On one day of our visits we took the trolley tour (yes, Usher too) out to The Chapel of the Holy Cross. Marguerite Brunswick Staude built the Chapel “not only as a monument to faith, but a spiritual fortress so charged with God, that is spurs man’s spirit God-ward.” Enough said. On the other day we just drove and enjoyed the views, especially from the airport at the top of the hill. You can see the whole valley! We added a new entry into the “Best Burger on the Trip Contest” with the Morning After Burger from The Outlaw Grille, currently in second place.
Flag was a great place for a variety of hiking. One day I descended 150 feet down into Walnut Canyon to discover 300 dwellings, sheltered by overhanging cliffs, where inhabitants lived more than 800 years ago. Another hike was The Picture Canyon Trail to view the petroglyphs. Another was The Lava’s Edge Trail in the Wupatki Sunset Crater Volcano, to walk on hardened lava, with the peaceful sounds of the wind blowing thru the ponderosa pines above. And another hike was in the Wupatki National Monument to view the pueblo ruins. I never studied geology but this is the place to do it!
We decided to use the car for a day trip to Winslow to “stand on the corner,” and not risk trying to park in the coach on our way East. People drive from all over just to stand there and have their picture taken next to the Flatbed Ford, the statues, and the corner. With Eagles music blaring in the background and people smiling while finally visiting here, it is a happy place! The annual 22nd Standing On The Corner Festival was the next day, but we were glad to be there before the crowds.
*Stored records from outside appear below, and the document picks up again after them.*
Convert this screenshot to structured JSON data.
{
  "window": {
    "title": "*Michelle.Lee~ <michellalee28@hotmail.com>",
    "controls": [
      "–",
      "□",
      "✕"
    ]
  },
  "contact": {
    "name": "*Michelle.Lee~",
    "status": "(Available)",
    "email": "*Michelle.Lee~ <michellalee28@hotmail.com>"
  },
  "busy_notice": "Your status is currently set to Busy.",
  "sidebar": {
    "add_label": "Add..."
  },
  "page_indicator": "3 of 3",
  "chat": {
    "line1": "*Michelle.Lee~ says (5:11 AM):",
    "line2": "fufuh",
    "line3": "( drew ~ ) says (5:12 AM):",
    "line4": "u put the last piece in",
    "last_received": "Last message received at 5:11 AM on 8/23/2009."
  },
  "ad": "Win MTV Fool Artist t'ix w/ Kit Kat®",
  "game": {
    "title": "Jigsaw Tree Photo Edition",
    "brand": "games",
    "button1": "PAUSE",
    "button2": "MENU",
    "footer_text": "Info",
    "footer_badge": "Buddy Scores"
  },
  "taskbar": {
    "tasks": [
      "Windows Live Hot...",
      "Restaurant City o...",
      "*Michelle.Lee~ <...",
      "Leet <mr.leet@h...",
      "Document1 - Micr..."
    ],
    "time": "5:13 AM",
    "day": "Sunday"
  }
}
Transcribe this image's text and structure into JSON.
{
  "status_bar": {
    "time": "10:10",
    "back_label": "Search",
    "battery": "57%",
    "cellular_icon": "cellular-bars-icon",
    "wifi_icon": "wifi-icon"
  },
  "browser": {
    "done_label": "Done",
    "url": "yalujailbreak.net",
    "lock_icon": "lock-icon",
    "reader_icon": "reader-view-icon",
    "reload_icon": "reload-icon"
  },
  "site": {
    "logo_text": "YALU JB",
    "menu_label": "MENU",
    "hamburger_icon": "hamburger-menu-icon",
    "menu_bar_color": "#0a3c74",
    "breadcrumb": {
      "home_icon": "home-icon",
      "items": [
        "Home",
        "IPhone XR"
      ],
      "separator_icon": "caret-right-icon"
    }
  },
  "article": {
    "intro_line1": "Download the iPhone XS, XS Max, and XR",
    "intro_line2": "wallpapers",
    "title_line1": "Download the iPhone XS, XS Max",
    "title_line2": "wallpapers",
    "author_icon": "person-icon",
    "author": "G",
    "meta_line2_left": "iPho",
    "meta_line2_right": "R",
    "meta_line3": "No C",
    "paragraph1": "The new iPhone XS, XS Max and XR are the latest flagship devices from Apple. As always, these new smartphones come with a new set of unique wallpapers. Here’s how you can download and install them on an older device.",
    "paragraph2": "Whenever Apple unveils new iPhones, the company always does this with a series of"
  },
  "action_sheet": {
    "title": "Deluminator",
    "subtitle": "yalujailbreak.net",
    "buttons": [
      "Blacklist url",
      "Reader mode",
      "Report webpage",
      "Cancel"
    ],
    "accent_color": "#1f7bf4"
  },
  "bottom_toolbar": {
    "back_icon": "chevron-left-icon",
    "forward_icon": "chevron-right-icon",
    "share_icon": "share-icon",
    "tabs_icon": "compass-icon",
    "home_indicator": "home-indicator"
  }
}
As if all that wasn’t exciting enough, my Honey surprised me with an early birthday present, a small fixed wing plane ride over the Grand Canyon!! Yes, all three of us. I’m telling you, Usher has more travel experiences that people three times his age, even in dog years. We drove to Grand Canyon Village, on the South Rim, for our one hour flight. It is THE only way to grasp the size and grandeur of The Grand Canyon. We flew at 8,000 feet over the canyon not too close to the North Rim which is 9,000 feet. Photos and words can not do justice to this experience. What a trip! What a present!! What a woman!!! I am a lucky guy!!!!! After our flight, we visited the Canyon from the ground. Still very impressive but not as extraordinary.
On to our next stop on Route 66, Gallup, New Mexico.